Each state offers much different challenges and a range of outcomes are expected. Currently costs are higher in states implementing renewable portfolio standards. Most policy options have goals of 2030 and 2050, with solar production increasing exponentially by year. Ultimately it is too early to tell if states have implemented effective policy and its effect on statewide energy cost. Overall solar production appears to be growing but according to many set agendas the most aggressive periods of adoption are projected over the next 15 years when solar becomes more efficient. One can estimate the future cost of solar voltaic cells but only to a certain degree; 2030 will be an interesting year because the majority of RPS plans will have been completed.
After doing considerable reading on past and current research, I have noticed a gap on the knowledge of outcomes for RPS policies. Studies tend to focus on theoretical models while doing little to address current progress in states that have implemented plans. This is partially due to how recent solar technologies have increased efficiency at an exponential rate, changing their presence in the market (Jacobson M. et al. 2015). States are implementing policy quickly and the implications are becoming clear only in recent years.

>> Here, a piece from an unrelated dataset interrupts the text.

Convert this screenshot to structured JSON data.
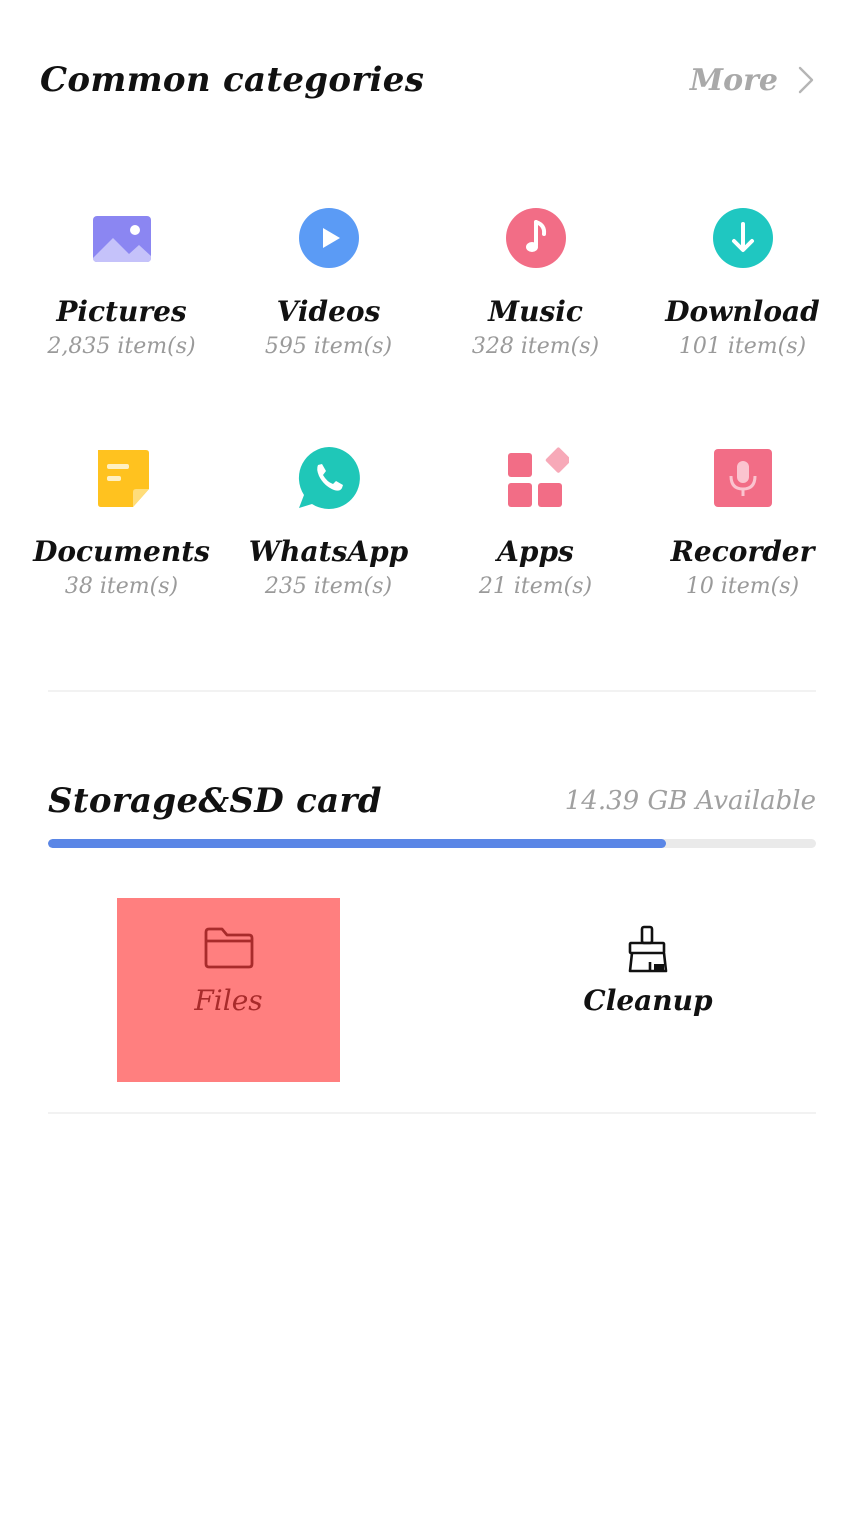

My research will compare a state with a moderate solar RPS policy and a state with an aggressive solar RPS policy to determine if strong incentives work to lower the cost of solar per kilowatt-hour. This measure is a method to quantitatively determine if policy is effective and if theoretical models are accurate. Another gap appears to be in the politics of RPS policy and if solar has enough public approval in the United States to become mainstream. There are indicators that state energy plans could be meant to appease certain parts of a constituency and will be overturned or ignored over the next 10 years when adoption is meant to increase (Wiser R., et al 2017). This is also an important topic, especially in an environment where earth sciences have been given a partisan spin.